All of the data below should come back exactly as written, minus its images.

(Excerpts from an interface dataset)
+ + + +

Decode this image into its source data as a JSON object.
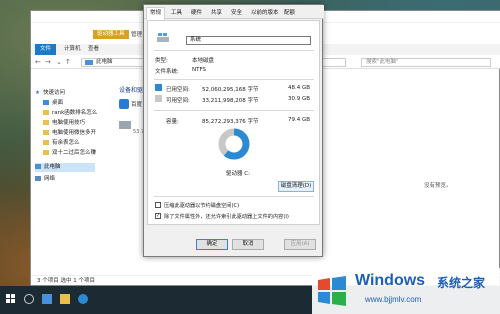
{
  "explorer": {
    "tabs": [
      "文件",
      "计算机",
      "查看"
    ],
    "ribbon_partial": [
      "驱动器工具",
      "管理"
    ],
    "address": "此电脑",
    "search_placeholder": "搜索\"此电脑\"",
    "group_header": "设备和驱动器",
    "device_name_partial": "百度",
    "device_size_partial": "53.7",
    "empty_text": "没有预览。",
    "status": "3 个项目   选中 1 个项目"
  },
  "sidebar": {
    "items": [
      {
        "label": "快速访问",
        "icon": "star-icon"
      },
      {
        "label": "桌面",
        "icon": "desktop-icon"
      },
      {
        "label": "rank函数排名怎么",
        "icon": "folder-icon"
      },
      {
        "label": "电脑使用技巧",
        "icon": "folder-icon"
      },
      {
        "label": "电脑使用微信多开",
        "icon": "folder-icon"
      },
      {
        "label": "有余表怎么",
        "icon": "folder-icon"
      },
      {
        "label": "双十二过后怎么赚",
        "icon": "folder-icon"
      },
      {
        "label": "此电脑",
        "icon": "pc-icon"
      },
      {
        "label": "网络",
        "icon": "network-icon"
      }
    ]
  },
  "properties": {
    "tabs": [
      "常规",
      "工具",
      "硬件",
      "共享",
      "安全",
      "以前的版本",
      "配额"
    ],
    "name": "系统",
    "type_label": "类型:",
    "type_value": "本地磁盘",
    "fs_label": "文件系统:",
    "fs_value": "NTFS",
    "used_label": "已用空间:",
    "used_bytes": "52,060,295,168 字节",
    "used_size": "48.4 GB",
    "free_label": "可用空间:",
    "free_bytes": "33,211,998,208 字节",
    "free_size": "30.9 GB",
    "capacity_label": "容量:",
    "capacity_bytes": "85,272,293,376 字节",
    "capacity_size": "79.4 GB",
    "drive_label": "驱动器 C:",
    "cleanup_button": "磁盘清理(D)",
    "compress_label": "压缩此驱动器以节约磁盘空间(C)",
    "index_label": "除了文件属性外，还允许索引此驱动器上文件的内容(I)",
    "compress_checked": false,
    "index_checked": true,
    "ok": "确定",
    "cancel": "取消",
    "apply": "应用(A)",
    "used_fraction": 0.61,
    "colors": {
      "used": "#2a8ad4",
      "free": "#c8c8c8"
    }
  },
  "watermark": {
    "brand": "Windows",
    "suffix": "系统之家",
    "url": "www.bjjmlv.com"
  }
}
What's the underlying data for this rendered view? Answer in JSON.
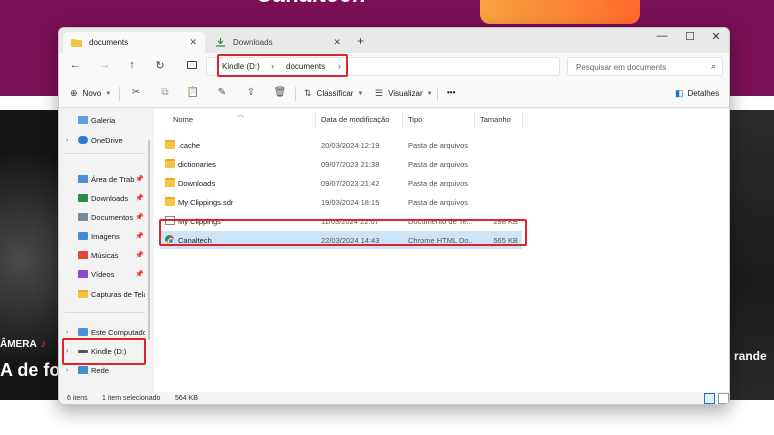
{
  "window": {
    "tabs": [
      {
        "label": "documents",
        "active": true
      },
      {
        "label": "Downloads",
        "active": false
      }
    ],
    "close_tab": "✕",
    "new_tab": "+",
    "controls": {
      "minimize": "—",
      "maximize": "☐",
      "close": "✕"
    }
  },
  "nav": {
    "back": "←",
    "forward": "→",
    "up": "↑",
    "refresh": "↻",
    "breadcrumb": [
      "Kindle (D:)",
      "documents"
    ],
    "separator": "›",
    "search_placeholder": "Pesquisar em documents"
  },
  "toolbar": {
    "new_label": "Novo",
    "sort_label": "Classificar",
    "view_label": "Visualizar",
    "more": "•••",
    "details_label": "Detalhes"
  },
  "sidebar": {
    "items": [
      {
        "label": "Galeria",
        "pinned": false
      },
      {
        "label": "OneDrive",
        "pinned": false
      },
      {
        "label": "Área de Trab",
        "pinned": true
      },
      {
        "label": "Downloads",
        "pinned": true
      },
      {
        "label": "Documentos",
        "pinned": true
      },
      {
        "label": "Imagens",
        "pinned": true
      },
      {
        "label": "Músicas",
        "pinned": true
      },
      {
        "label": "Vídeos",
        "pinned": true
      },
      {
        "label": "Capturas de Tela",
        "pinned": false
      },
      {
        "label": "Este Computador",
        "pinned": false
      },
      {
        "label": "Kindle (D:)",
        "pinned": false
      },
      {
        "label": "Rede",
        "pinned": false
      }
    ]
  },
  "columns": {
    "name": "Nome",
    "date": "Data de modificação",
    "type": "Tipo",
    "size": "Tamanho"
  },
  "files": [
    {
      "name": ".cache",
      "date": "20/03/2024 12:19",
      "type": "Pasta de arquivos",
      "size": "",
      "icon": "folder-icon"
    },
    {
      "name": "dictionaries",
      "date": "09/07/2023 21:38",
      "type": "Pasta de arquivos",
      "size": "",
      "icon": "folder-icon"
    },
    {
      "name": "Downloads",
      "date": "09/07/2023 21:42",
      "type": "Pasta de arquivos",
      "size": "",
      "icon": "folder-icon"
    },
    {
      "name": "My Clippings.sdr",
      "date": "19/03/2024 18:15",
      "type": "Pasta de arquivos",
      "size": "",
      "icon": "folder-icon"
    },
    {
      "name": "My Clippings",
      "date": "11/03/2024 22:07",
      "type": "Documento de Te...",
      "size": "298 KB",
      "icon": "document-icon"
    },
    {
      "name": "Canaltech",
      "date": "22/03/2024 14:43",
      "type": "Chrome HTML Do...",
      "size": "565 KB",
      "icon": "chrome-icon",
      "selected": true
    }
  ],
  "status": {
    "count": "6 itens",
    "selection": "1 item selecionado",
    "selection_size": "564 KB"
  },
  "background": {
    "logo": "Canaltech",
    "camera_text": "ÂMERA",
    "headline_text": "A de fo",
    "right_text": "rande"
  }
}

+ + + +

## Response to the exercise
Decode this image into its source data as a JSON object.
{
  "explorer": {
    "tabs": [
      "文件",
      "计算机",
      "查看"
    ],
    "ribbon_partial": [
      "驱动器工具",
      "管理"
    ],
    "address": "此电脑",
    "search_placeholder": "搜索\"此电脑\"",
    "group_header": "设备和驱动器",
    "device_name_partial": "百度",
    "device_size_partial": "53.7",
    "empty_text": "没有预览。",
    "status": "3 个项目   选中 1 个项目"
  },
  "sidebar": {
    "items": [
      {
        "label": "快速访问",
        "icon": "star-icon"
      },
      {
        "label": "桌面",
        "icon": "desktop-icon"
      },
      {
        "label": "rank函数排名怎么",
        "icon": "folder-icon"
      },
      {
        "label": "电脑使用技巧",
        "icon": "folder-icon"
      },
      {
        "label": "电脑使用微信多开",
        "icon": "folder-icon"
      },
      {
        "label": "有余表怎么",
        "icon": "folder-icon"
      },
      {
        "label": "双十二过后怎么赚",
        "icon": "folder-icon"
      },
      {
        "label": "此电脑",
        "icon": "pc-icon"
      },
      {
        "label": "网络",
        "icon": "network-icon"
      }
    ]
  },
  "properties": {
    "tabs": [
      "常规",
      "工具",
      "硬件",
      "共享",
      "安全",
      "以前的版本",
      "配额"
    ],
    "name": "系统",
    "type_label": "类型:",
    "type_value": "本地磁盘",
    "fs_label": "文件系统:",
    "fs_value": "NTFS",
    "used_label": "已用空间:",
    "used_bytes": "52,060,295,168 字节",
    "used_size": "48.4 GB",
    "free_label": "可用空间:",
    "free_bytes": "33,211,998,208 字节",
    "free_size": "30.9 GB",
    "capacity_label": "容量:",
    "capacity_bytes": "85,272,293,376 字节",
    "capacity_size": "79.4 GB",
    "drive_label": "驱动器 C:",
    "cleanup_button": "磁盘清理(D)",
    "compress_label": "压缩此驱动器以节约磁盘空间(C)",
    "index_label": "除了文件属性外，还允许索引此驱动器上文件的内容(I)",
    "compress_checked": false,
    "index_checked": true,
    "ok": "确定",
    "cancel": "取消",
    "apply": "应用(A)",
    "used_fraction": 0.61,
    "colors": {
      "used": "#2a8ad4",
      "free": "#c8c8c8"
    }
  },
  "watermark": {
    "brand": "Windows",
    "suffix": "系统之家",
    "url": "www.bjjmlv.com"
  }
}
What's the underlying data for this rendered view? Answer in JSON.
{
  "window": {
    "tabs": [
      {
        "label": "documents",
        "active": true
      },
      {
        "label": "Downloads",
        "active": false
      }
    ],
    "close_tab": "✕",
    "new_tab": "+",
    "controls": {
      "minimize": "—",
      "maximize": "☐",
      "close": "✕"
    }
  },
  "nav": {
    "back": "←",
    "forward": "→",
    "up": "↑",
    "refresh": "↻",
    "breadcrumb": [
      "Kindle (D:)",
      "documents"
    ],
    "separator": "›",
    "search_placeholder": "Pesquisar em documents"
  },
  "toolbar": {
    "new_label": "Novo",
    "sort_label": "Classificar",
    "view_label": "Visualizar",
    "more": "•••",
    "details_label": "Detalhes"
  },
  "sidebar": {
    "items": [
      {
        "label": "Galeria",
        "pinned": false
      },
      {
        "label": "OneDrive",
        "pinned": false
      },
      {
        "label": "Área de Trab",
        "pinned": true
      },
      {
        "label": "Downloads",
        "pinned": true
      },
      {
        "label": "Documentos",
        "pinned": true
      },
      {
        "label": "Imagens",
        "pinned": true
      },
      {
        "label": "Músicas",
        "pinned": true
      },
      {
        "label": "Vídeos",
        "pinned": true
      },
      {
        "label": "Capturas de Tela",
        "pinned": false
      },
      {
        "label": "Este Computador",
        "pinned": false
      },
      {
        "label": "Kindle (D:)",
        "pinned": false
      },
      {
        "label": "Rede",
        "pinned": false
      }
    ]
  },
  "columns": {
    "name": "Nome",
    "date": "Data de modificação",
    "type": "Tipo",
    "size": "Tamanho"
  },
  "files": [
    {
      "name": ".cache",
      "date": "20/03/2024 12:19",
      "type": "Pasta de arquivos",
      "size": "",
      "icon": "folder-icon"
    },
    {
      "name": "dictionaries",
      "date": "09/07/2023 21:38",
      "type": "Pasta de arquivos",
      "size": "",
      "icon": "folder-icon"
    },
    {
      "name": "Downloads",
      "date": "09/07/2023 21:42",
      "type": "Pasta de arquivos",
      "size": "",
      "icon": "folder-icon"
    },
    {
      "name": "My Clippings.sdr",
      "date": "19/03/2024 18:15",
      "type": "Pasta de arquivos",
      "size": "",
      "icon": "folder-icon"
    },
    {
      "name": "My Clippings",
      "date": "11/03/2024 22:07",
      "type": "Documento de Te...",
      "size": "298 KB",
      "icon": "document-icon"
    },
    {
      "name": "Canaltech",
      "date": "22/03/2024 14:43",
      "type": "Chrome HTML Do...",
      "size": "565 KB",
      "icon": "chrome-icon",
      "selected": true
    }
  ],
  "status": {
    "count": "6 itens",
    "selection": "1 item selecionado",
    "selection_size": "564 KB"
  },
  "background": {
    "logo": "Canaltech",
    "camera_text": "ÂMERA",
    "headline_text": "A de fo",
    "right_text": "rande"
  }
}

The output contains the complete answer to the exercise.